**WORK TO COMPLETE:**
Filtering the records below, copy only those lines that include the word "modificaciones".

**TASK MATERIAL:**
************

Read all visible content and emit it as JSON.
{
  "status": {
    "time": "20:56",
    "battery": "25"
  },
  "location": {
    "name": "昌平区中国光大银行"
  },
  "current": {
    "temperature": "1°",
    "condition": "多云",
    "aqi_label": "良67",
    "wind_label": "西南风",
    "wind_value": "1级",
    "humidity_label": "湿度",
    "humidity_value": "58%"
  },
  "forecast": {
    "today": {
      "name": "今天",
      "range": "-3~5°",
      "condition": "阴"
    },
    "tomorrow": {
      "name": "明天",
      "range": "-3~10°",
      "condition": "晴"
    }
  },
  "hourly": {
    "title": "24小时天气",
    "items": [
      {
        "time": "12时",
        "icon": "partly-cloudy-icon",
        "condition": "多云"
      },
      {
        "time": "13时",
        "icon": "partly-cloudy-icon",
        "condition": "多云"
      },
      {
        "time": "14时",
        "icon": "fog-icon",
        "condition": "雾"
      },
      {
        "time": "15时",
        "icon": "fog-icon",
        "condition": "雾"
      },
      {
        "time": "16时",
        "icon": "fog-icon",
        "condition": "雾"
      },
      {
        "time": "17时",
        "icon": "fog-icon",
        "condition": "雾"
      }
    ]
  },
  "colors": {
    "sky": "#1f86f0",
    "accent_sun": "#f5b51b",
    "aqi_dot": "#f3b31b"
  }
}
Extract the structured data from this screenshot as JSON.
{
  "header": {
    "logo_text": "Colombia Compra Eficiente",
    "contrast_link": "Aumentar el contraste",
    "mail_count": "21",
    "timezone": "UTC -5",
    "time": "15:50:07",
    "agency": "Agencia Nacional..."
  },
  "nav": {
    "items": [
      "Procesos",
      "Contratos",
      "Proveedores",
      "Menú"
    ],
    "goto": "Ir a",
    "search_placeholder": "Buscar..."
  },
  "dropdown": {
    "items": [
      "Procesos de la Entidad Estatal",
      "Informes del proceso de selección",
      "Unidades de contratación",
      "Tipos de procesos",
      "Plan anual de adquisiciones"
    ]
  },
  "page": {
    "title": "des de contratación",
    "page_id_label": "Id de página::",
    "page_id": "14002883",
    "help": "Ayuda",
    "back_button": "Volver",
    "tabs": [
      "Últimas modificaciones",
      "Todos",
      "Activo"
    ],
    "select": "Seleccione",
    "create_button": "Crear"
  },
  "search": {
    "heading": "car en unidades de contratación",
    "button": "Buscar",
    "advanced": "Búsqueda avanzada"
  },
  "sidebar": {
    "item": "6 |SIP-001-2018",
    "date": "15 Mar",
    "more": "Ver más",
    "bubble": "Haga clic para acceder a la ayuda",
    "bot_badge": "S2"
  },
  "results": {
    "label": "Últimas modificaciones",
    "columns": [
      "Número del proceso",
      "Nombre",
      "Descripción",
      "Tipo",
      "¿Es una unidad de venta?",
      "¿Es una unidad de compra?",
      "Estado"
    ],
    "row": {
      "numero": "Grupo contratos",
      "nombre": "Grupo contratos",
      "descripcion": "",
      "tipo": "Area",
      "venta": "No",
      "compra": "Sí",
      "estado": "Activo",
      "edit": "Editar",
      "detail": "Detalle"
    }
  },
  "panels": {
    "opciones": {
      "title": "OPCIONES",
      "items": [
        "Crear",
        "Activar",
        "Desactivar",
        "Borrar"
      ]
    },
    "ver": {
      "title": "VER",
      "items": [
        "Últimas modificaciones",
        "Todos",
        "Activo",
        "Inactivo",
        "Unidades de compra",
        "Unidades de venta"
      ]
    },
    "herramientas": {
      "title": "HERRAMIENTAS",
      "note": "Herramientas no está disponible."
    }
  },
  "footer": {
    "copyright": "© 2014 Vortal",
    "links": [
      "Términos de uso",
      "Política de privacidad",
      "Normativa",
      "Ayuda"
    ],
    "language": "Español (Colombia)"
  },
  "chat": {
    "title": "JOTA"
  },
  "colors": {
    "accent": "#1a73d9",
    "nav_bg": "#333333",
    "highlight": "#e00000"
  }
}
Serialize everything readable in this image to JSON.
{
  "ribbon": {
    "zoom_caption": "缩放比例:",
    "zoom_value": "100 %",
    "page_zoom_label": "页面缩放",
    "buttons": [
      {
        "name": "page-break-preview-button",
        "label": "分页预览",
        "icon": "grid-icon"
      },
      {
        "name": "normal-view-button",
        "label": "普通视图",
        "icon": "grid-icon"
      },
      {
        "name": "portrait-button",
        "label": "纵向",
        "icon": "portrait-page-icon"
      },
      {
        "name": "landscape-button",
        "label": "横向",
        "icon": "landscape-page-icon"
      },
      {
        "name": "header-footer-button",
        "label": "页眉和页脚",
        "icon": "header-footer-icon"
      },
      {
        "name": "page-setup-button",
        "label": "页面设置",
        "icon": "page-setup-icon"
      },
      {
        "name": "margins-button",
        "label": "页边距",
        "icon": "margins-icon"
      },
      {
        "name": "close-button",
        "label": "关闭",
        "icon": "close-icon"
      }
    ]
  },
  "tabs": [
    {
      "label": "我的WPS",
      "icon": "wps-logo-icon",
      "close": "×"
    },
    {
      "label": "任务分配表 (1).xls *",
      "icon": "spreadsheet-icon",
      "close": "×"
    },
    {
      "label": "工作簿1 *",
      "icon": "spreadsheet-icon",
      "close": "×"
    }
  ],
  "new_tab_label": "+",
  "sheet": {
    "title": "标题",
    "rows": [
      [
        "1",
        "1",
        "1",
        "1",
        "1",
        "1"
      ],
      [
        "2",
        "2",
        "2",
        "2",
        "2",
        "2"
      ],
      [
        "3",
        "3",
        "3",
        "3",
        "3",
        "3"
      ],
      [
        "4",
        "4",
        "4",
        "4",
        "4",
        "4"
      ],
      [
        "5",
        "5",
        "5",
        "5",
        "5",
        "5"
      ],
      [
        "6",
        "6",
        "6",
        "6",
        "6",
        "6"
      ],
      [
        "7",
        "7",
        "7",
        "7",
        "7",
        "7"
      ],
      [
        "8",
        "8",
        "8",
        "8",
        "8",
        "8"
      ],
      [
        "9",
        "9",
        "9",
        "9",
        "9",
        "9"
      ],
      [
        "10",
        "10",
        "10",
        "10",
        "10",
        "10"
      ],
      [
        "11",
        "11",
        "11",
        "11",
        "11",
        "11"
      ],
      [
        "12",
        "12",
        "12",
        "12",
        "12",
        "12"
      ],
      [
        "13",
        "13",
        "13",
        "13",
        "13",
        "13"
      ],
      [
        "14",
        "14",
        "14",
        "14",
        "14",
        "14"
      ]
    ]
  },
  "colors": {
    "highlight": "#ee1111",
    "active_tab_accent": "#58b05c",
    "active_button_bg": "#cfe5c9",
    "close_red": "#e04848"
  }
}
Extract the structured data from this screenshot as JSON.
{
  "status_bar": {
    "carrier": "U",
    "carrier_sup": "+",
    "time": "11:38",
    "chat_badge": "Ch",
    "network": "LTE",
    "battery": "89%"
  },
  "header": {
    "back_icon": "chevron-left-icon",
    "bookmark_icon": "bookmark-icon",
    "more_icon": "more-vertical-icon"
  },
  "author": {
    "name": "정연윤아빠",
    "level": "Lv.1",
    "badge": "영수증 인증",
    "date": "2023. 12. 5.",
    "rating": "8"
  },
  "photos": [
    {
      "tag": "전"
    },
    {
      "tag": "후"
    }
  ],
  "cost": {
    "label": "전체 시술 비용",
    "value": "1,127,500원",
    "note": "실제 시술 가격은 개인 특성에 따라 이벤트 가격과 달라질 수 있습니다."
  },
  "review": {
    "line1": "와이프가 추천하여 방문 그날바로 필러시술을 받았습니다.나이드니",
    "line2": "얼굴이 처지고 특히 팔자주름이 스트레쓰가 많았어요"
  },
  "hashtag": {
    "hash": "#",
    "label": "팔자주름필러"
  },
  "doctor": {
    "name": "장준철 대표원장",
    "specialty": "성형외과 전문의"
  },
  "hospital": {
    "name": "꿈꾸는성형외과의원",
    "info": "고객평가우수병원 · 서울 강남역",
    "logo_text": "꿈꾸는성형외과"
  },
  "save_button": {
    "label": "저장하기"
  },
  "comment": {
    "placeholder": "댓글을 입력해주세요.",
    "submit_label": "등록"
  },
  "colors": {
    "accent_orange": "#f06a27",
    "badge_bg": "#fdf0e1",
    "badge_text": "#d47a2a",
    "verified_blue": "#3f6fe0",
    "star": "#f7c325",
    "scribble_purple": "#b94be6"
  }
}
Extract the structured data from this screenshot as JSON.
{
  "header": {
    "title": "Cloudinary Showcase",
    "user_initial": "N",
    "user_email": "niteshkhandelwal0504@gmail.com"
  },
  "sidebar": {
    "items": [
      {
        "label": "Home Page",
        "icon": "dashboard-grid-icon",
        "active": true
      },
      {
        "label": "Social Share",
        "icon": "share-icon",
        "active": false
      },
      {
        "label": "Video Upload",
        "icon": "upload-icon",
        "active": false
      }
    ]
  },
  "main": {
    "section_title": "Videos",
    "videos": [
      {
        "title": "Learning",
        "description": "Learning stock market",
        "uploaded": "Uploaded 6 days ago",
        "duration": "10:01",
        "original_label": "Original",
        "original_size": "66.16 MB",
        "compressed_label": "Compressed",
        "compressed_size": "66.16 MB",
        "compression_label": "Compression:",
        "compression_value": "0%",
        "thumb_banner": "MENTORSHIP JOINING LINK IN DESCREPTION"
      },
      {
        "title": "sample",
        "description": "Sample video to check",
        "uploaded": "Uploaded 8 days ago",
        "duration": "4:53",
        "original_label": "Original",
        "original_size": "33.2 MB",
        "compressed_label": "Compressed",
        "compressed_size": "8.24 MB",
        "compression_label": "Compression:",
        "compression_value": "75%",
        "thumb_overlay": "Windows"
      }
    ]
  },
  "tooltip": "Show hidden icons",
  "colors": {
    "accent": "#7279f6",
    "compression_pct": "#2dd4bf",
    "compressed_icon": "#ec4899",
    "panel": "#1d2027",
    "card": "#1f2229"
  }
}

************

**PROBLEM SOLUTION:**
      "Últimas modificaciones",
    "label": "Últimas modificaciones",
        "Últimas modificaciones",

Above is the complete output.